◆ **Task to complete**
The listing below should be reproduced precisely, except for its images.

[Input data Boundary: Start]

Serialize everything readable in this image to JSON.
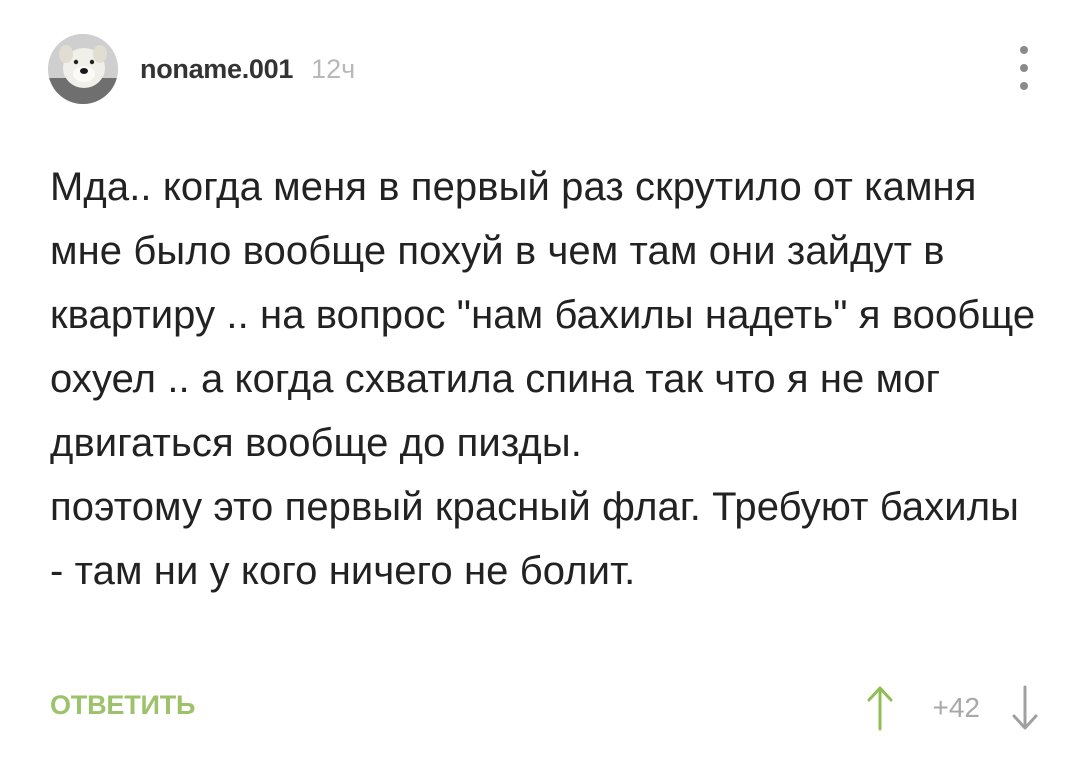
{
  "comment": {
    "author": {
      "username": "noname.001",
      "avatar_icon": "dog-avatar-icon"
    },
    "time_ago": "12ч",
    "body_paragraphs": [
      "Мда.. когда меня в первый раз скрутило от камня мне было вообще похуй в чем там они зайдут в квартиру .. на вопрос \"нам бахилы надеть\" я вообще охуел .. а когда схватила спина так что я не мог двигаться вообще до пизды.",
      "поэтому это первый красный флаг. Требуют бахилы - там ни у кого ничего не болит."
    ],
    "reply_label": "ОТВЕТИТЬ",
    "rating": "+42",
    "more_icon": "more-vertical-icon",
    "upvote_icon": "arrow-up-icon",
    "downvote_icon": "arrow-down-icon"
  },
  "colors": {
    "reply": "#9cc26a",
    "upvote": "#8fbe56",
    "downvote": "#a0a0a0",
    "muted": "#b8b8b8",
    "text": "#222222"
  }
}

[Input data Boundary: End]

◆ **Your solution**
Serialize everything readable in this image to JSON.
{
  "comment": {
    "author": {
      "username": "noname.001",
      "avatar_icon": "dog-avatar-icon"
    },
    "time_ago": "12ч",
    "body_paragraphs": [
      "Мда.. когда меня в первый раз скрутило от камня мне было вообще похуй в чем там они зайдут в квартиру .. на вопрос \"нам бахилы надеть\" я вообще охуел .. а когда схватила спина так что я не мог двигаться вообще до пизды.",
      "поэтому это первый красный флаг. Требуют бахилы - там ни у кого ничего не болит."
    ],
    "reply_label": "ОТВЕТИТЬ",
    "rating": "+42",
    "more_icon": "more-vertical-icon",
    "upvote_icon": "arrow-up-icon",
    "downvote_icon": "arrow-down-icon"
  },
  "colors": {
    "reply": "#9cc26a",
    "upvote": "#8fbe56",
    "downvote": "#a0a0a0",
    "muted": "#b8b8b8",
    "text": "#222222"
  }
}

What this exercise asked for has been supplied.